• **Required action**:
Without including any pictures, copy every line below exactly.
-- Materials provided follows --
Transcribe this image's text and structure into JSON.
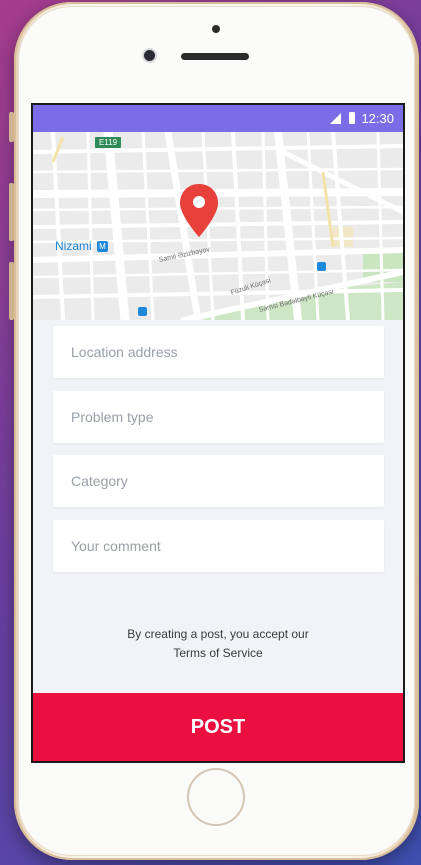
{
  "status_bar": {
    "time": "12:30"
  },
  "map": {
    "labels": {
      "highway": "E119",
      "district": "Nizami",
      "metro_badge": "M",
      "street_1": "Samil Əzizbəyov",
      "street_2": "Füzuli Küçəsi",
      "street_3": "Səmsi Bədəlbəyli Küçəsi"
    },
    "pin_icon": "location-pin-icon"
  },
  "form": {
    "location_placeholder": "Location address",
    "problem_placeholder": "Problem type",
    "category_placeholder": "Category",
    "comment_placeholder": "Your comment"
  },
  "terms": {
    "line1": "By creating a post, you accept our",
    "line2": "Terms of Service"
  },
  "post_button": {
    "label": "POST"
  },
  "colors": {
    "status_bar": "#7b6ce8",
    "accent": "#ea0f3e",
    "pin": "#e8403a",
    "background": "#f1f3f6"
  }
}
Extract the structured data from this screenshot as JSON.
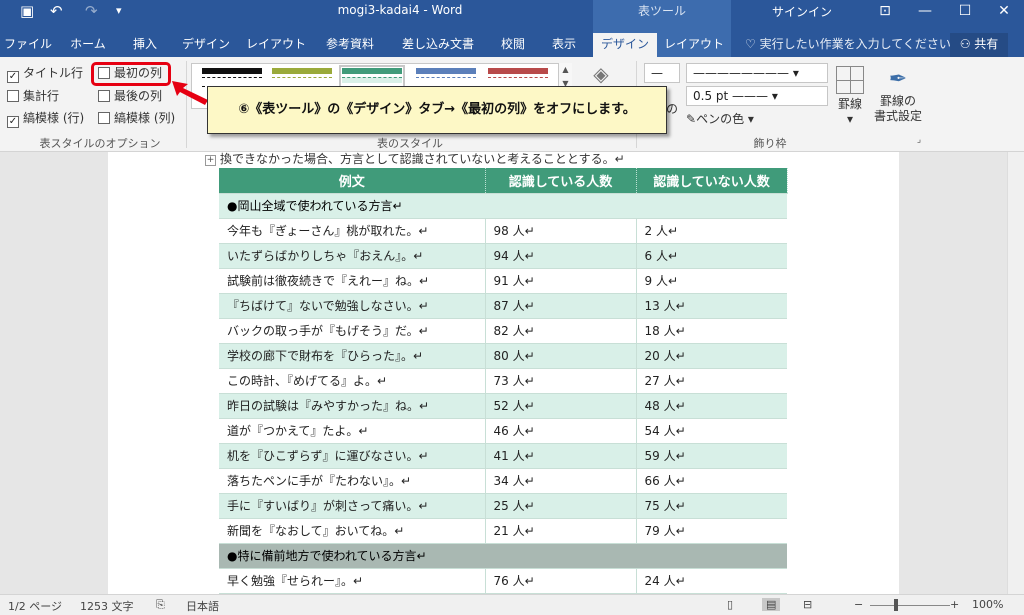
{
  "title_bar": {
    "save_icon": "floppy-icon",
    "undo_label": "↶",
    "redo_label": "↷",
    "qat_more": "▾",
    "document_title": "mogi3-kadai4  -  Word",
    "context_header": "表ツール",
    "sign_in": "サインイン",
    "minimize": "—",
    "maximize": "☐",
    "close": "✕"
  },
  "tabs": {
    "file": "ファイル",
    "home": "ホーム",
    "insert": "挿入",
    "design": "デザイン",
    "layout": "レイアウト",
    "references": "参考資料",
    "mailings": "差し込み文書",
    "review": "校閲",
    "view": "表示",
    "table_design": "デザイン",
    "table_layout": "レイアウト",
    "tell_me": "実行したい作業を入力してください",
    "share": "共有"
  },
  "ribbon": {
    "style_options": {
      "header_row": "タイトル行",
      "total_row": "集計行",
      "banded_rows": "縞模様 (行)",
      "first_column": "最初の列",
      "last_column": "最後の列",
      "banded_columns": "縞模様 (列)",
      "group_label": "表スタイルのオプション"
    },
    "styles_group_label": "表のスタイル",
    "line_weight": "0.5 pt",
    "pen_color": "ペンの色",
    "borders_label": "罫線",
    "border_painter_label": "罫線の\n書式設定",
    "borders_group_label": "飾り枠",
    "shading_label": "の",
    "colors": {
      "ribbon_blue": "#2b579a",
      "header_green": "#409b7a",
      "band_green": "#d9f0e8",
      "highlight_red": "#e60012"
    }
  },
  "callout": {
    "text": "⑥《表ツール》の《デザイン》タブ→《最初の列》をオフにします。"
  },
  "document": {
    "top_text": "換できなかった場合、方言として認識されていないと考えることとする。↵",
    "table": {
      "headers": [
        "例文",
        "認識している人数",
        "認識していない人数"
      ],
      "rows": [
        {
          "type": "section",
          "cells": [
            "●岡山全域で使われている方言↵"
          ]
        },
        {
          "type": "white",
          "cells": [
            "今年も『ぎょーさん』桃が取れた。↵",
            "98 人↵",
            "2 人↵"
          ]
        },
        {
          "type": "band",
          "cells": [
            "いたずらばかりしちゃ『おえん』。↵",
            "94 人↵",
            "6 人↵"
          ]
        },
        {
          "type": "white",
          "cells": [
            "試験前は徹夜続きで『えれー』ね。↵",
            "91 人↵",
            "9 人↵"
          ]
        },
        {
          "type": "band",
          "cells": [
            "『ちばけて』ないで勉強しなさい。↵",
            "87 人↵",
            "13 人↵"
          ]
        },
        {
          "type": "white",
          "cells": [
            "バックの取っ手が『もげそう』だ。↵",
            "82 人↵",
            "18 人↵"
          ]
        },
        {
          "type": "band",
          "cells": [
            "学校の廊下で財布を『ひらった』。↵",
            "80 人↵",
            "20 人↵"
          ]
        },
        {
          "type": "white",
          "cells": [
            "この時計、『めげてる』よ。↵",
            "73 人↵",
            "27 人↵"
          ]
        },
        {
          "type": "band",
          "cells": [
            "昨日の試験は『みやすかった』ね。↵",
            "52 人↵",
            "48 人↵"
          ]
        },
        {
          "type": "white",
          "cells": [
            "道が『つかえて』たよ。↵",
            "46 人↵",
            "54 人↵"
          ]
        },
        {
          "type": "band",
          "cells": [
            "机を『ひこずらず』に運びなさい。↵",
            "41 人↵",
            "59 人↵"
          ]
        },
        {
          "type": "white",
          "cells": [
            "落ちたペンに手が『たわない』。↵",
            "34 人↵",
            "66 人↵"
          ]
        },
        {
          "type": "band",
          "cells": [
            "手に『すいばり』が刺さって痛い。↵",
            "25 人↵",
            "75 人↵"
          ]
        },
        {
          "type": "white",
          "cells": [
            "新聞を『なおして』おいてね。↵",
            "21 人↵",
            "79 人↵"
          ]
        },
        {
          "type": "section2",
          "cells": [
            "●特に備前地方で使われている方言↵"
          ]
        },
        {
          "type": "white",
          "cells": [
            "早く勉強『せられー』。↵",
            "76 人↵",
            "24 人↵"
          ]
        }
      ]
    }
  },
  "status_bar": {
    "page": "1/2 ページ",
    "words": "1253 文字",
    "language": "日本語",
    "zoom": "100%",
    "zoom_minus": "−",
    "zoom_plus": "+"
  }
}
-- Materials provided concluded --
• **The completed task**:
Transcribe this image's text and structure into JSON.
{
  "status_bar": {
    "time": "12:30"
  },
  "map": {
    "labels": {
      "highway": "E119",
      "district": "Nizami",
      "metro_badge": "M",
      "street_1": "Samil Əzizbəyov",
      "street_2": "Füzuli Küçəsi",
      "street_3": "Səmsi Bədəlbəyli Küçəsi"
    },
    "pin_icon": "location-pin-icon"
  },
  "form": {
    "location_placeholder": "Location address",
    "problem_placeholder": "Problem type",
    "category_placeholder": "Category",
    "comment_placeholder": "Your comment"
  },
  "terms": {
    "line1": "By creating a post, you accept our",
    "line2": "Terms of Service"
  },
  "post_button": {
    "label": "POST"
  },
  "colors": {
    "status_bar": "#7b6ce8",
    "accent": "#ea0f3e",
    "pin": "#e8403a",
    "background": "#f1f3f6"
  }
}
Extract the structured data from this screenshot as JSON.
{
  "title_bar": {
    "save_icon": "floppy-icon",
    "undo_label": "↶",
    "redo_label": "↷",
    "qat_more": "▾",
    "document_title": "mogi3-kadai4  -  Word",
    "context_header": "表ツール",
    "sign_in": "サインイン",
    "minimize": "—",
    "maximize": "☐",
    "close": "✕"
  },
  "tabs": {
    "file": "ファイル",
    "home": "ホーム",
    "insert": "挿入",
    "design": "デザイン",
    "layout": "レイアウト",
    "references": "参考資料",
    "mailings": "差し込み文書",
    "review": "校閲",
    "view": "表示",
    "table_design": "デザイン",
    "table_layout": "レイアウト",
    "tell_me": "実行したい作業を入力してください",
    "share": "共有"
  },
  "ribbon": {
    "style_options": {
      "header_row": "タイトル行",
      "total_row": "集計行",
      "banded_rows": "縞模様 (行)",
      "first_column": "最初の列",
      "last_column": "最後の列",
      "banded_columns": "縞模様 (列)",
      "group_label": "表スタイルのオプション"
    },
    "styles_group_label": "表のスタイル",
    "line_weight": "0.5 pt",
    "pen_color": "ペンの色",
    "borders_label": "罫線",
    "border_painter_label": "罫線の\n書式設定",
    "borders_group_label": "飾り枠",
    "shading_label": "の",
    "colors": {
      "ribbon_blue": "#2b579a",
      "header_green": "#409b7a",
      "band_green": "#d9f0e8",
      "highlight_red": "#e60012"
    }
  },
  "callout": {
    "text": "⑥《表ツール》の《デザイン》タブ→《最初の列》をオフにします。"
  },
  "document": {
    "top_text": "換できなかった場合、方言として認識されていないと考えることとする。↵",
    "table": {
      "headers": [
        "例文",
        "認識している人数",
        "認識していない人数"
      ],
      "rows": [
        {
          "type": "section",
          "cells": [
            "●岡山全域で使われている方言↵"
          ]
        },
        {
          "type": "white",
          "cells": [
            "今年も『ぎょーさん』桃が取れた。↵",
            "98 人↵",
            "2 人↵"
          ]
        },
        {
          "type": "band",
          "cells": [
            "いたずらばかりしちゃ『おえん』。↵",
            "94 人↵",
            "6 人↵"
          ]
        },
        {
          "type": "white",
          "cells": [
            "試験前は徹夜続きで『えれー』ね。↵",
            "91 人↵",
            "9 人↵"
          ]
        },
        {
          "type": "band",
          "cells": [
            "『ちばけて』ないで勉強しなさい。↵",
            "87 人↵",
            "13 人↵"
          ]
        },
        {
          "type": "white",
          "cells": [
            "バックの取っ手が『もげそう』だ。↵",
            "82 人↵",
            "18 人↵"
          ]
        },
        {
          "type": "band",
          "cells": [
            "学校の廊下で財布を『ひらった』。↵",
            "80 人↵",
            "20 人↵"
          ]
        },
        {
          "type": "white",
          "cells": [
            "この時計、『めげてる』よ。↵",
            "73 人↵",
            "27 人↵"
          ]
        },
        {
          "type": "band",
          "cells": [
            "昨日の試験は『みやすかった』ね。↵",
            "52 人↵",
            "48 人↵"
          ]
        },
        {
          "type": "white",
          "cells": [
            "道が『つかえて』たよ。↵",
            "46 人↵",
            "54 人↵"
          ]
        },
        {
          "type": "band",
          "cells": [
            "机を『ひこずらず』に運びなさい。↵",
            "41 人↵",
            "59 人↵"
          ]
        },
        {
          "type": "white",
          "cells": [
            "落ちたペンに手が『たわない』。↵",
            "34 人↵",
            "66 人↵"
          ]
        },
        {
          "type": "band",
          "cells": [
            "手に『すいばり』が刺さって痛い。↵",
            "25 人↵",
            "75 人↵"
          ]
        },
        {
          "type": "white",
          "cells": [
            "新聞を『なおして』おいてね。↵",
            "21 人↵",
            "79 人↵"
          ]
        },
        {
          "type": "section2",
          "cells": [
            "●特に備前地方で使われている方言↵"
          ]
        },
        {
          "type": "white",
          "cells": [
            "早く勉強『せられー』。↵",
            "76 人↵",
            "24 人↵"
          ]
        }
      ]
    }
  },
  "status_bar": {
    "page": "1/2 ページ",
    "words": "1253 文字",
    "language": "日本語",
    "zoom": "100%",
    "zoom_minus": "−",
    "zoom_plus": "+"
  }
}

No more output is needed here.